Carlos Ghosn feared Renault would sack him if the true scale of his Nissan salary were disclosed, according to court testimony by the whistleblower who triggered the downfall of the former automotive supremo.
Hari Nada, the former head of legal affairs, was appearing in public on Thursday for the first time since Mr Ghosn’s arrest in 2018. He said the fear of Renault’s reaction drove Mr Ghosn to order Nissan staff to concoct a scheme that would conceal the full extent of a remuneration package that was the highest for a CEO of any Japanese company.
The allegations on Thursday emerged from what was widely expected to be the most explosive segment of the trial in Tokyo of Greg Kelly, Mr Nada’s former boss. Mr Kelly was arrested at the same time as Mr Ghosn and is now fighting charges that he helped conceal the ex-Nissan chief’s compensation.
When asked why Mr Ghosn wanted to reduce his disclosed compensation, Mr Nada told the judges: “He didn’t want to be fired. If he paid himself what he wanted and that was disclosed, the French state would have felt obliged to fire him.”
In addition to the comments around Mr Ghosn’s alleged motivation, Mr Nada’s long-awaited testimony threw new light on the extent to which Nissan and Renault were planning to convert their alliance into a full merger.
Previous accounts given to the Financial Times suggested that those talks did not become serious until about 2016. But Mr Nada testified that Mr Ghosn began planning for a merger from mid-2012.
The timing of merger talks is critical. Many believe that the threat of an imminent merger that would have disadvantaged Nissan prompted senior figures to begin in early 2018 the internal probe of Mr Ghosn. That probe ultimately led to his arrest by prosecutors and the downfall of the world’s most prominent automotive executive.
Mr Ghosn, who headed the Renault-Nissan-Mitsubishi Alliance and escaped from Japan to Lebanon in late 2019, has denied charges of under-reporting ¥9.2bn ($88m) in deferred compensation that the former chairman was set to receive over an eight-year period.
Nissan, which has also been charged with misstating Mr Ghosn’s remuneration, declined to comment.
Mr Nada’s explanation of events adds a new dimension to Mr Ghosn’s alleged actions. In 2010, a rule change in Japan forced executives earning more than $1m to disclose their pay — a move that triggered concerns of a significant domestic backlash against Japan’s highest-paid CEOs.
Since the arrests of Mr Ghosn and Mr Kelly, the role of their 56-year-old former colleague Mr Nada has been the centre of increasing speculation and mystery. The easy-mannered British-Malaysian lawyer, who had worked for Nissan since 1990, was identified shortly after Mr Ghosn’s arrest as a central figure in the events that preceded that bombshell moment, but his silence in the 26 ensuing months has been absolute.

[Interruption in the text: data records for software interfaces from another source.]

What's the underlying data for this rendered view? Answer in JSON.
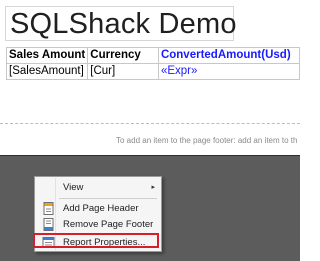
{
  "report": {
    "title": "SQLShack Demo",
    "table": {
      "headers": [
        "Sales Amount",
        "Currency",
        "ConvertedAmount(Usd)"
      ],
      "row": [
        "[SalesAmount]",
        "[Cur]",
        "«Expr»"
      ]
    }
  },
  "footer": {
    "hint": "To add an item to the page footer: add an item to th"
  },
  "context_menu": {
    "items": [
      {
        "label": "View",
        "icon": "none",
        "submenu_arrow": "▸"
      },
      {
        "label": "Add Page Header",
        "icon": "page-header-icon"
      },
      {
        "label": "Remove Page Footer",
        "icon": "page-footer-icon"
      },
      {
        "label": "Report Properties...",
        "icon": "report-properties-icon"
      }
    ]
  },
  "colors": {
    "accent_blue": "#1a1aff",
    "highlight_red": "#d81e2a",
    "canvas_gray": "#5c5c5c"
  }
}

Mr Nada, who said he advised Mr Kelly on how to reduce Mr Ghosn’s disclosed compensation, is also one of two former Nissan executives who signed a plea bargain with Japanese prosecutors ahead of Mr Ghosn’s arrest.
As a consequence, said people familiar with the situation, Mr Nada spent months being interviewed by prosecutors as they built their case against Mr Ghosn and Mr Kelly.